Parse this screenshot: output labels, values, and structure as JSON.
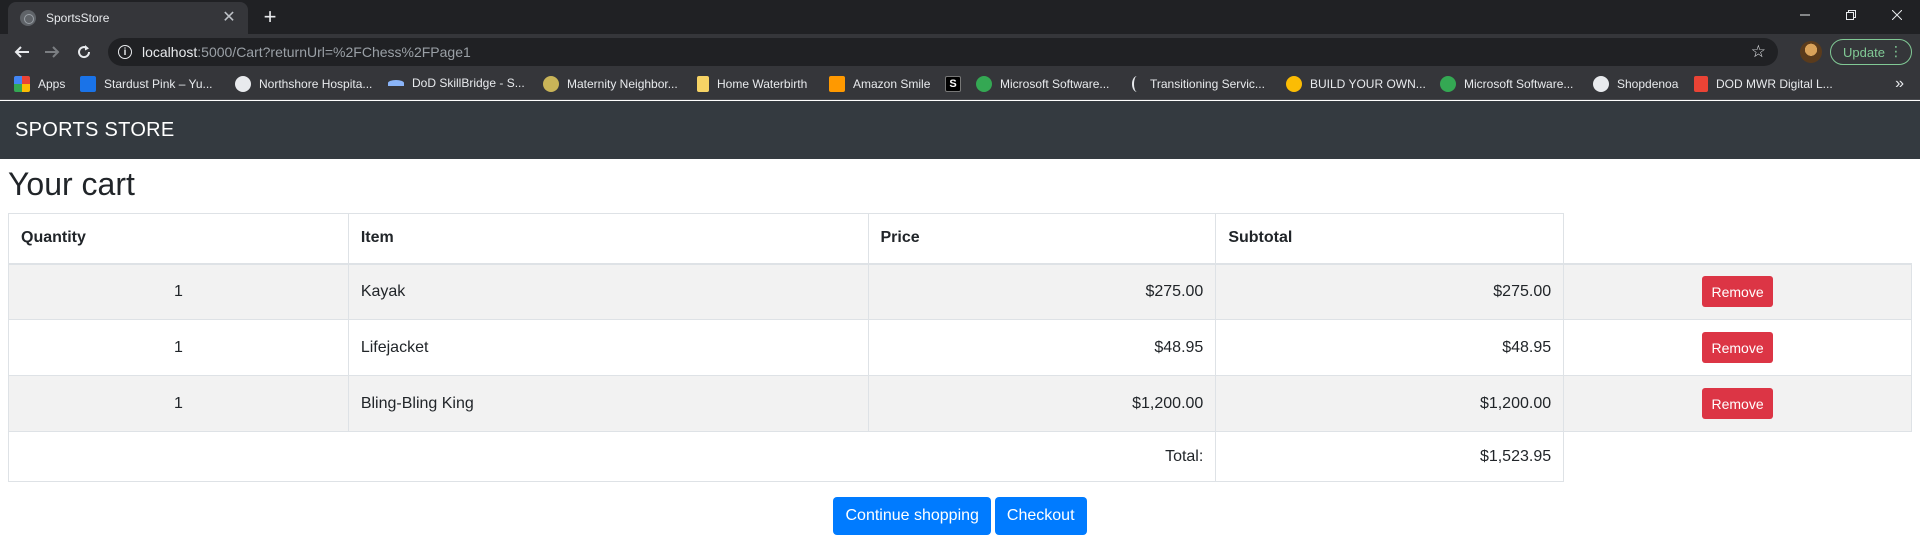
{
  "browser": {
    "tab_title": "SportsStore",
    "tab_close": "✕",
    "new_tab": "+",
    "url_host": "localhost",
    "url_rest": ":5000/Cart?returnUrl=%2FChess%2FPage1",
    "update_label": "Update",
    "bookmarks": [
      {
        "label": "Apps",
        "icon": "apps-grid-icon",
        "color": "#ea4335"
      },
      {
        "label": "Stardust Pink – Yu...",
        "icon": "stardust-icon",
        "color": "#1a73e8"
      },
      {
        "label": "Northshore Hospita...",
        "icon": "globe-icon",
        "color": "#e8eaed"
      },
      {
        "label": "DoD SkillBridge - S...",
        "icon": "skillbridge-icon",
        "color": "#8ab4f8"
      },
      {
        "label": "Maternity Neighbor...",
        "icon": "sun-icon",
        "color": "#c9b458"
      },
      {
        "label": "Home Waterbirth",
        "icon": "folder-icon",
        "color": "#f6d365"
      },
      {
        "label": "Amazon Smile",
        "icon": "amazon-icon",
        "color": "#ff9900"
      },
      {
        "label": "",
        "icon": "s-icon",
        "color": "#000000"
      },
      {
        "label": "Microsoft Software...",
        "icon": "microsoft-icon",
        "color": "#34a853"
      },
      {
        "label": "Transitioning Servic...",
        "icon": "bracket-icon",
        "color": "#e8eaed"
      },
      {
        "label": "BUILD YOUR OWN...",
        "icon": "lemon-icon",
        "color": "#fbbc04"
      },
      {
        "label": "Microsoft Software...",
        "icon": "microsoft-icon",
        "color": "#34a853"
      },
      {
        "label": "Shopdenoa",
        "icon": "globe-icon",
        "color": "#e8eaed"
      },
      {
        "label": "DOD MWR Digital L...",
        "icon": "mwr-icon",
        "color": "#ea4335"
      }
    ]
  },
  "site": {
    "brand": "SPORTS STORE"
  },
  "cart": {
    "title": "Your cart",
    "headers": {
      "quantity": "Quantity",
      "item": "Item",
      "price": "Price",
      "subtotal": "Subtotal"
    },
    "rows": [
      {
        "quantity": "1",
        "item": "Kayak",
        "price": "$275.00",
        "subtotal": "$275.00",
        "action": "Remove"
      },
      {
        "quantity": "1",
        "item": "Lifejacket",
        "price": "$48.95",
        "subtotal": "$48.95",
        "action": "Remove"
      },
      {
        "quantity": "1",
        "item": "Bling-Bling King",
        "price": "$1,200.00",
        "subtotal": "$1,200.00",
        "action": "Remove"
      }
    ],
    "total_label": "Total:",
    "total_value": "$1,523.95",
    "continue_label": "Continue shopping",
    "checkout_label": "Checkout"
  },
  "colors": {
    "navbar": "#343a40",
    "remove": "#dc3545",
    "primary": "#007bff"
  }
}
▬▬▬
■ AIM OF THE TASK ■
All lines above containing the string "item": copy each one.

■ WRITTEN RESPONSE ■
      "item": "Item",
        "item": "Kayak",
        "item": "Lifejacket",
        "item": "Bling-Bling King",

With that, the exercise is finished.